* [Exercise brief]: Determine how many lines in the entries below contain "messenger", and output only that number.

* [Records supplied]:

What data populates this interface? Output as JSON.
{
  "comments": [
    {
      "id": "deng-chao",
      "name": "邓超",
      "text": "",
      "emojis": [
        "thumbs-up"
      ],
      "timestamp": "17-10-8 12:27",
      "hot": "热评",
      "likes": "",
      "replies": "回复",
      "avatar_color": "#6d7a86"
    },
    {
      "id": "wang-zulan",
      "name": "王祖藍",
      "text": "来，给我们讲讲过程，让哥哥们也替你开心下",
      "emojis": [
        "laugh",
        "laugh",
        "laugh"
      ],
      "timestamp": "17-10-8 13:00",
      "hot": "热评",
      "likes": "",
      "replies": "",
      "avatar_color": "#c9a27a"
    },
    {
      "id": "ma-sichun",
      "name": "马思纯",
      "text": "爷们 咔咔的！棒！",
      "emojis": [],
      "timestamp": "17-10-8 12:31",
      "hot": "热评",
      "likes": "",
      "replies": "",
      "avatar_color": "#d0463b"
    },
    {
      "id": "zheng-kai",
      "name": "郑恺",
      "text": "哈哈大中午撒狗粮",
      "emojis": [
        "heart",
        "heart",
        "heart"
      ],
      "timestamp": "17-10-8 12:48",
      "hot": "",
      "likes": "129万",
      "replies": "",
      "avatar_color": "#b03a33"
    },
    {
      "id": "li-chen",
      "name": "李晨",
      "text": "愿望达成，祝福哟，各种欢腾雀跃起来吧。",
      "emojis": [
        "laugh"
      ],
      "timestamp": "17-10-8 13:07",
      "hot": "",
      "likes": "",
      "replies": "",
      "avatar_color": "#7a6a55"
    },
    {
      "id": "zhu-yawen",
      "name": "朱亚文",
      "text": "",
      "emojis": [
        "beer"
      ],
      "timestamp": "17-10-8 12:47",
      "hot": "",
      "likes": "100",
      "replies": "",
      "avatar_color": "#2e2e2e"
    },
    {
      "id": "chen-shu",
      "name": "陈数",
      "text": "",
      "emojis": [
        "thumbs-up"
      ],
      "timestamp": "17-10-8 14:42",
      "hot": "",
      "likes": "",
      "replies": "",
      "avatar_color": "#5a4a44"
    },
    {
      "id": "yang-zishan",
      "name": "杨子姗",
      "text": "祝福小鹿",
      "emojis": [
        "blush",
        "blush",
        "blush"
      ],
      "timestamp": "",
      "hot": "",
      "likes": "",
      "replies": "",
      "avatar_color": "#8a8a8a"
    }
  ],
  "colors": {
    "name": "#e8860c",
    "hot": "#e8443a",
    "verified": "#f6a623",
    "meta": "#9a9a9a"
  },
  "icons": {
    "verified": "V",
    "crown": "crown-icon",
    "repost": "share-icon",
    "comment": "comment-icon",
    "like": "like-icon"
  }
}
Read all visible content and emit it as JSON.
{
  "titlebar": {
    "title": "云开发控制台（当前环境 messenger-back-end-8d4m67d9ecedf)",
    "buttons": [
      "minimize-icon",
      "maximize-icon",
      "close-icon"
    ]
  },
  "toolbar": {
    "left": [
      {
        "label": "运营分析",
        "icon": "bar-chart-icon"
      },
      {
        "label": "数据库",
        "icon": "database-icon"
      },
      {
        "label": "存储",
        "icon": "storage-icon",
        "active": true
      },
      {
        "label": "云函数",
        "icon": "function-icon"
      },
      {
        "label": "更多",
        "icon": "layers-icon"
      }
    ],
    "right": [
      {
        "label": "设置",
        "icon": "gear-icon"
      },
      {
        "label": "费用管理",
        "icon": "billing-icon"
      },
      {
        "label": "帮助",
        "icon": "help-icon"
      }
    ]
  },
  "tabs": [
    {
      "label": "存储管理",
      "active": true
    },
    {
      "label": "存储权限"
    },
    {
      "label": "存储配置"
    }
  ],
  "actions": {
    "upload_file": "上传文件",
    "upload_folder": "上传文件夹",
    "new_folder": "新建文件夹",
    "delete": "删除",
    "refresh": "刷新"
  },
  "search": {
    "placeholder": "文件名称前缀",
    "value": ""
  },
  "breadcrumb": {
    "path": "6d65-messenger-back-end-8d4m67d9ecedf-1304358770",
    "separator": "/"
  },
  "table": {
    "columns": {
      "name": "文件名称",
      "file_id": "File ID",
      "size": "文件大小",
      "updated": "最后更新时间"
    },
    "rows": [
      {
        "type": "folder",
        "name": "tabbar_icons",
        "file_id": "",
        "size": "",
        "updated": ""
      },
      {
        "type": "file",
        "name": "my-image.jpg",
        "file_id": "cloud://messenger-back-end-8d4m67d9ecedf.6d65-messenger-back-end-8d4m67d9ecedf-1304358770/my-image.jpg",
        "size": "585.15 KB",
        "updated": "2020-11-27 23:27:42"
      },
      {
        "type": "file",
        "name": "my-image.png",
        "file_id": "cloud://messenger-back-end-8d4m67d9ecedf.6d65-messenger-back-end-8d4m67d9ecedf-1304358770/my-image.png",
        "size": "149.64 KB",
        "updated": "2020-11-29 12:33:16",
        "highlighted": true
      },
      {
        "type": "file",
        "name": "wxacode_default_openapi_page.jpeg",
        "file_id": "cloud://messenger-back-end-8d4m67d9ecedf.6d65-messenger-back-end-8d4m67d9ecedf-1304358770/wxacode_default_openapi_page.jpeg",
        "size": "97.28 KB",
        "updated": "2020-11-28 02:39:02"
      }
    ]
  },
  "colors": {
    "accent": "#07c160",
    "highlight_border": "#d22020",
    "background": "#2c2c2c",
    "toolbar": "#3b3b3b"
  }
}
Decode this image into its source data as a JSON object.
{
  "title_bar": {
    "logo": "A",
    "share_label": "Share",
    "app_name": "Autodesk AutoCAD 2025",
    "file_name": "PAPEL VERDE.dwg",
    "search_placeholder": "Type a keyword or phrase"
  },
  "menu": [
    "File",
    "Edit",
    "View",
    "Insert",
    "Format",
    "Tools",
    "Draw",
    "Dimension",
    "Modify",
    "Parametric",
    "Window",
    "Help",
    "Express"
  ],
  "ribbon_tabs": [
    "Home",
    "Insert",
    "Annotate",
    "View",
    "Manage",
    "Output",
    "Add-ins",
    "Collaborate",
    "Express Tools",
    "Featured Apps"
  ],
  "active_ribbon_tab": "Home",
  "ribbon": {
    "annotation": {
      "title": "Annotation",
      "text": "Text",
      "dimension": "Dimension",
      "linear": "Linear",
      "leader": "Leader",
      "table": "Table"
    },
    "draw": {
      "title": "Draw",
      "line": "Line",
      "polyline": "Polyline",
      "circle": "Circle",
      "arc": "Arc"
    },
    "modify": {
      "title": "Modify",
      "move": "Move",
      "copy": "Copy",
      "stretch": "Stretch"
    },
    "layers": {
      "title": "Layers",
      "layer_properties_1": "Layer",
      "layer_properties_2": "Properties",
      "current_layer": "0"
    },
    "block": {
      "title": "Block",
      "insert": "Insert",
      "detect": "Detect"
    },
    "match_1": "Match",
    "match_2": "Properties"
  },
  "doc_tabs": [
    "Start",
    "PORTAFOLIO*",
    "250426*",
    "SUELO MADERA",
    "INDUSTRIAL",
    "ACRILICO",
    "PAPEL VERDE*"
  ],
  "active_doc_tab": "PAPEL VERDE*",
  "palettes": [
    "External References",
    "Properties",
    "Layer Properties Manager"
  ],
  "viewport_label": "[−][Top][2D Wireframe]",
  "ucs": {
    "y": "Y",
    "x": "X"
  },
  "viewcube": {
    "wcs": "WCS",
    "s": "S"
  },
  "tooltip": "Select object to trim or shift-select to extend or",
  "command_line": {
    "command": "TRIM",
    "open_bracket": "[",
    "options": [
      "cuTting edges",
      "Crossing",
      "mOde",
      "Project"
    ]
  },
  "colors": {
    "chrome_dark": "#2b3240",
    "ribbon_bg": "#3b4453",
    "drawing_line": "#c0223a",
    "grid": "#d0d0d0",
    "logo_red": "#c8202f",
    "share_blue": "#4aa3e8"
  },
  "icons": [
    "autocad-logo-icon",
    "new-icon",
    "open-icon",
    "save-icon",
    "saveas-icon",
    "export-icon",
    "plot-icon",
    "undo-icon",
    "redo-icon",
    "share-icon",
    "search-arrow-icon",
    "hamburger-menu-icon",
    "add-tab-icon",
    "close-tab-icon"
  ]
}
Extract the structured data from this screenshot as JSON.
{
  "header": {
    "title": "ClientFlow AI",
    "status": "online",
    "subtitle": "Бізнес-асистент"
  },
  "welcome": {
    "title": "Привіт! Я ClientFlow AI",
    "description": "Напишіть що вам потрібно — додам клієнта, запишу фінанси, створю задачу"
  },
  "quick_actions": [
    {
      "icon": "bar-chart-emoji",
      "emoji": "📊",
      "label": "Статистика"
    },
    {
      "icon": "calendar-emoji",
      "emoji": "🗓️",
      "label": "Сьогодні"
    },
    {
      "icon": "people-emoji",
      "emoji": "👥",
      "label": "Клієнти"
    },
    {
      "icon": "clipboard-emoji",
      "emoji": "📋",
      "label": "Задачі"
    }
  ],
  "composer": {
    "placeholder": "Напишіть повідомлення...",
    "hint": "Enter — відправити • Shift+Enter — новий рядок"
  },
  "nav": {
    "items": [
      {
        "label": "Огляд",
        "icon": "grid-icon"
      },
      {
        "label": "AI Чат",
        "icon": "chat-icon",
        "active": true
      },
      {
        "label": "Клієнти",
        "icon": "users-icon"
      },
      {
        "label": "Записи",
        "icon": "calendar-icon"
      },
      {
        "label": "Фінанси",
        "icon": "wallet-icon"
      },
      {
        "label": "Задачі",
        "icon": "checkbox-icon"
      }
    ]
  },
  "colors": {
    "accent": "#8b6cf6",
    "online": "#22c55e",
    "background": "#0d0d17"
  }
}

* [Response]: 5